### Task statement
Count the lines below with the string "レイヤー" in them. Only the number should be given.

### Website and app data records
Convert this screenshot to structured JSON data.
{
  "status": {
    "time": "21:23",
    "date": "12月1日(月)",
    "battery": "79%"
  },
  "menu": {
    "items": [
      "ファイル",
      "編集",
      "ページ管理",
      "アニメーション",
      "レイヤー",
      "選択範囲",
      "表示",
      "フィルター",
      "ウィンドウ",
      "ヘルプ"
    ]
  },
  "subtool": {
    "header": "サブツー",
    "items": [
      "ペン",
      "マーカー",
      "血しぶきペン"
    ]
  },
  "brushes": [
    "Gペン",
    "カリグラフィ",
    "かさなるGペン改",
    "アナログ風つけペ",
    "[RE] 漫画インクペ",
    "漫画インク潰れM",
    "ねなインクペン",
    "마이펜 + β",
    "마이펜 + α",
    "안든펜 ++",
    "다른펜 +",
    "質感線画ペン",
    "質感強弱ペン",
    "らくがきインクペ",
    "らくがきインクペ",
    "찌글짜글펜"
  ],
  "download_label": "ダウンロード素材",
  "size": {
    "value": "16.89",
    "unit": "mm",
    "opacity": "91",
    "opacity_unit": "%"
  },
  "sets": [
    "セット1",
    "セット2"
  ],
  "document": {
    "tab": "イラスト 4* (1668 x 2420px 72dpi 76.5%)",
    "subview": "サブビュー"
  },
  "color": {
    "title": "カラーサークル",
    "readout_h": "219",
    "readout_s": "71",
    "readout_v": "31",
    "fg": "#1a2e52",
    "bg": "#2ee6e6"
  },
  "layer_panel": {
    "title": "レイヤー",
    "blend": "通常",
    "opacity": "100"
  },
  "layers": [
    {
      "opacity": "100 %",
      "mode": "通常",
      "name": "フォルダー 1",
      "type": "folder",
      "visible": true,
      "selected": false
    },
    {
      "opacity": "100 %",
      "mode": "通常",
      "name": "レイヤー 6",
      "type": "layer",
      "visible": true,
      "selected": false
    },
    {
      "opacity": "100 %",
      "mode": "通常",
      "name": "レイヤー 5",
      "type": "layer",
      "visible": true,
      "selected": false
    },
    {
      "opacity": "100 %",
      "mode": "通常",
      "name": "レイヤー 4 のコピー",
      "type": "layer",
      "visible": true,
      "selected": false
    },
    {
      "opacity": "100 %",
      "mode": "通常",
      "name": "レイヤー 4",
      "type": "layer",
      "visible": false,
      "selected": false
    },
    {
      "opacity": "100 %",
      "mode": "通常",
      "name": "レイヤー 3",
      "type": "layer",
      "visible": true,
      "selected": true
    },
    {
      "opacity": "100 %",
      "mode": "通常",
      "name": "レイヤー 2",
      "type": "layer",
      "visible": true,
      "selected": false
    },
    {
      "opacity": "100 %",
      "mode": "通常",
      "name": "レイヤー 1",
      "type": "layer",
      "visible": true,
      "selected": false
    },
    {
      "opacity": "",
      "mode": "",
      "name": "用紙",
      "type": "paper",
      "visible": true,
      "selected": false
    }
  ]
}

### Reply to the exercise
9